- _Activity_
Within the entries that follow, show each line where the word "highlight" occurs.

************

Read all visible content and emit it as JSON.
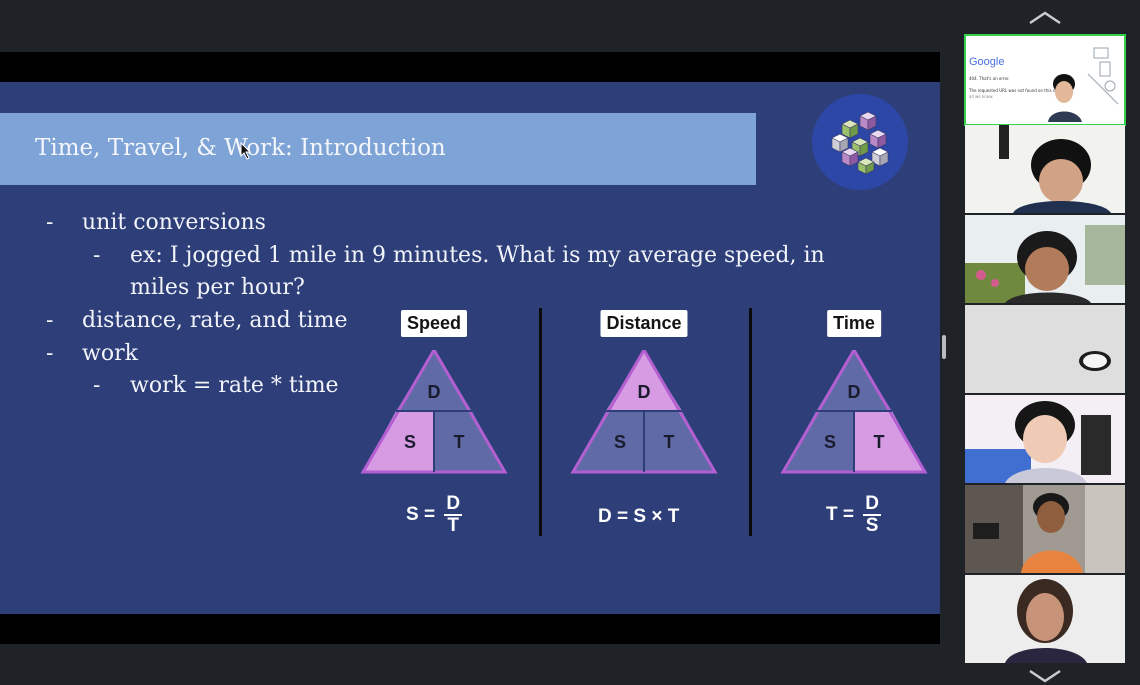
{
  "slide": {
    "title": "Time, Travel, & Work: Introduction",
    "bullets": [
      {
        "level": 1,
        "dash": "-",
        "text": "unit conversions"
      },
      {
        "level": 2,
        "dash": "-",
        "text": "ex: I jogged 1 mile in 9 minutes. What is my average speed, in"
      },
      {
        "level": 2,
        "dash": "",
        "text": "miles per hour?"
      },
      {
        "level": 1,
        "dash": "-",
        "text": "distance, rate, and time"
      },
      {
        "level": 1,
        "dash": "-",
        "text": "work"
      },
      {
        "level": 2,
        "dash": "-",
        "text": "work = rate * time"
      }
    ],
    "diagrams": [
      {
        "label": "Speed",
        "top": "D",
        "left": "S",
        "right": "T",
        "highlight": "left",
        "formula_lhs": "S =",
        "num": "D",
        "den": "T"
      },
      {
        "label": "Distance",
        "top": "D",
        "left": "S",
        "right": "T",
        "highlight": "top",
        "formula": "D = S × T"
      },
      {
        "label": "Time",
        "top": "D",
        "left": "S",
        "right": "T",
        "highlight": "right",
        "formula_lhs": "T =",
        "num": "D",
        "den": "S"
      }
    ],
    "colors": {
      "highlight": "#d79be4",
      "muted": "#5f6aa7",
      "outline": "#b45fd1",
      "background": "#2d3e79",
      "title_band": "#7ea3d6"
    }
  },
  "participants": [
    {
      "name": "presenter-tile",
      "active": true,
      "shared_screen_text": [
        "Google",
        "404. That's an error.",
        "The requested URL was not found on this server.",
        "all we know."
      ]
    },
    {
      "name": "participant-2"
    },
    {
      "name": "participant-3"
    },
    {
      "name": "participant-4"
    },
    {
      "name": "participant-5"
    },
    {
      "name": "participant-6"
    },
    {
      "name": "participant-7"
    }
  ],
  "icons": {
    "scroll_up": "chevron-up-icon",
    "scroll_down": "chevron-down-icon"
  }
}
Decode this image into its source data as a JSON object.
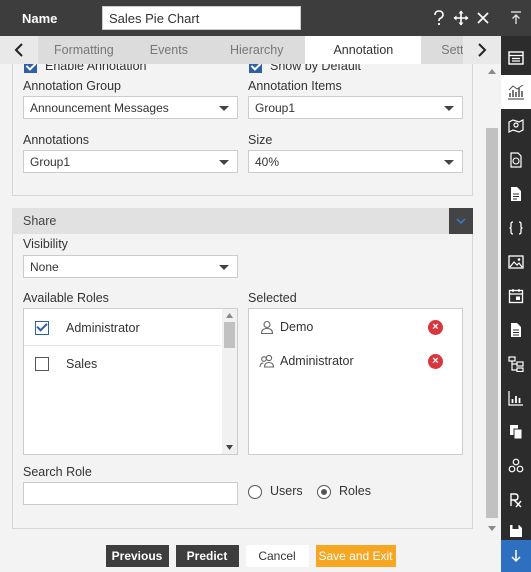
{
  "header": {
    "name_label": "Name",
    "name_value": "Sales Pie Chart"
  },
  "tabs": {
    "items": [
      "Formatting",
      "Events",
      "Hierarchy",
      "Annotation",
      "Settings"
    ],
    "active": "Annotation"
  },
  "annotation": {
    "enable_label": "Enable Annotation",
    "show_default_label": "Show by Default",
    "group_label": "Annotation Group",
    "group_value": "Announcement Messages",
    "items_label": "Annotation Items",
    "items_value": "Group1",
    "annotations_label": "Annotations",
    "annotations_value": "Group1",
    "size_label": "Size",
    "size_value": "40%"
  },
  "share": {
    "title": "Share",
    "visibility_label": "Visibility",
    "visibility_value": "None",
    "available_roles_label": "Available Roles",
    "available_roles": [
      {
        "label": "Administrator",
        "checked": true
      },
      {
        "label": "Sales",
        "checked": false
      }
    ],
    "selected_label": "Selected",
    "selected": [
      {
        "label": "Demo",
        "icon": "user-icon"
      },
      {
        "label": "Administrator",
        "icon": "users-icon"
      }
    ],
    "search_role_label": "Search Role",
    "search_role_value": "",
    "radio_users": "Users",
    "radio_roles": "Roles",
    "radio_selected": "Roles"
  },
  "footer": {
    "previous": "Previous",
    "predict": "Predict",
    "cancel": "Cancel",
    "save_exit": "Save and Exit"
  },
  "colors": {
    "dark": "#3d3d3d",
    "accent_blue": "#2f5fa8",
    "orange": "#f5a623",
    "remove_red": "#d9363e"
  }
}
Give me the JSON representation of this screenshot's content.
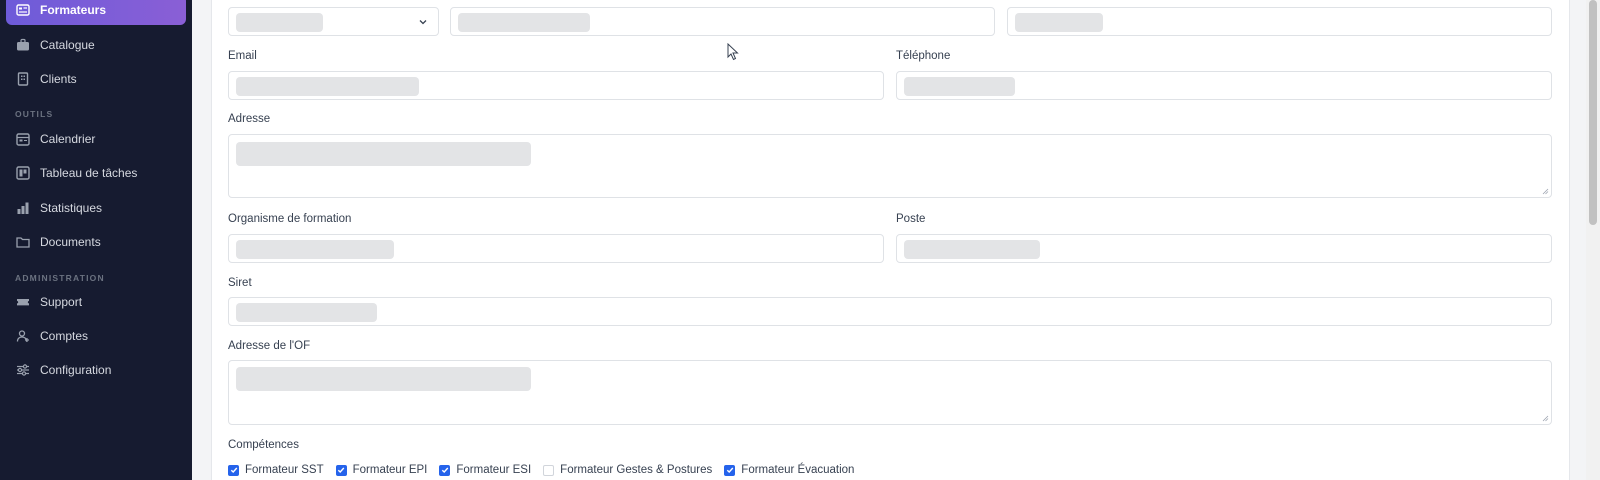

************

- _Answer space_
        "highlight": "left",
        "highlight": "top",
        "highlight": "right",
      "highlight": "#d79be4",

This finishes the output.